It was forty ago today that Chile’s General Augusto Pinochet overthrew Salvador Allende, in a CIA-supported coup, replacing his democratically elected government with a bloody dictatorship. Twelve days after the coup, the poet Pablo Neruda died in mysterious circumstances, many believe murdered by the Pinochet regime. (Earlier this year a Chilean court ordered Neruda’s body to be exumed for forensic tests and a warrant was issued for the arrest of the man supposedly involved in poisoning the poet).
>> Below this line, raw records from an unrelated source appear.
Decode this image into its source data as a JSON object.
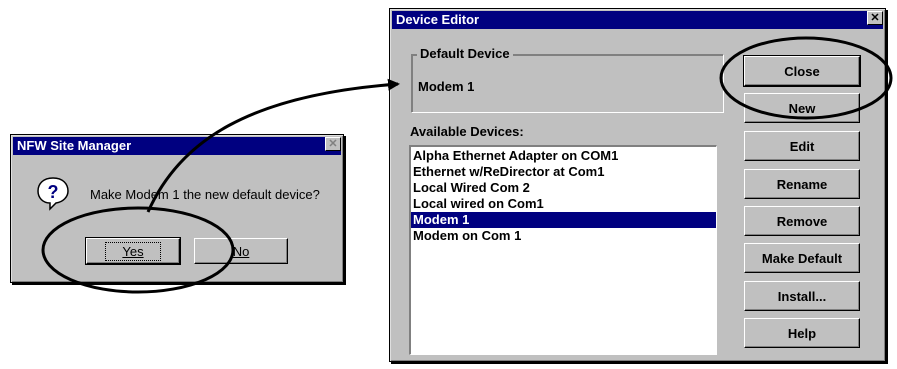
{
  "nfw_dialog": {
    "title": "NFW Site Manager",
    "message": "Make Modem 1 the new default device?",
    "question_icon_glyph": "?",
    "close_glyph": "✕",
    "yes_label": "Yes",
    "no_label": "No"
  },
  "device_editor": {
    "title": "Device Editor",
    "close_glyph": "✕",
    "default_device_group_label": "Default Device",
    "default_device_value": "Modem 1",
    "available_devices_label": "Available Devices:",
    "devices": [
      "Alpha Ethernet Adapter on COM1",
      "Ethernet w/ReDirector at Com1",
      "Local Wired Com 2",
      "Local wired on Com1",
      "Modem 1",
      "Modem on Com 1"
    ],
    "selected_device": "Modem 1",
    "buttons": {
      "close": "Close",
      "new": "New",
      "edit": "Edit",
      "rename": "Rename",
      "remove": "Remove",
      "make_default": "Make Default",
      "install": "Install...",
      "help": "Help"
    }
  },
  "colors": {
    "titlebar": "#000080",
    "face": "#c0c0c0",
    "selection": "#000080"
  }
}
Gabriel García Márquez once called Neruda ‘the greatest poet of the 20th century in any language’, though as New York Times Book Review critic Selden Rodman observed after the poet’s death ‘No writer of world renown is perhaps so little known to North Americans’, or indeed to the wider Anglophone world. Born in 1904 as Neftali Ricardo Reyes Basoalto, Neruda chose his pen name after the Czech poet Jan Neruda. He first came to attention with his 1924 collection Veinte poemas de amor y una canción desesperada (‘Twenty Love Poems and a Song of Despair’), a cycle of sensuous and erotically charged love poems, but one also shot through with an almost unbearable sense of alienation, despair and chaos. The Spanish poet Federico García Lorca said of Neruda that he was ‘a poet closer to death than to philosophy, closer to pain than to insight, closer to blood than to ink. A poet filled with mysterious voices that fortunately he himself does not know how to decipher.’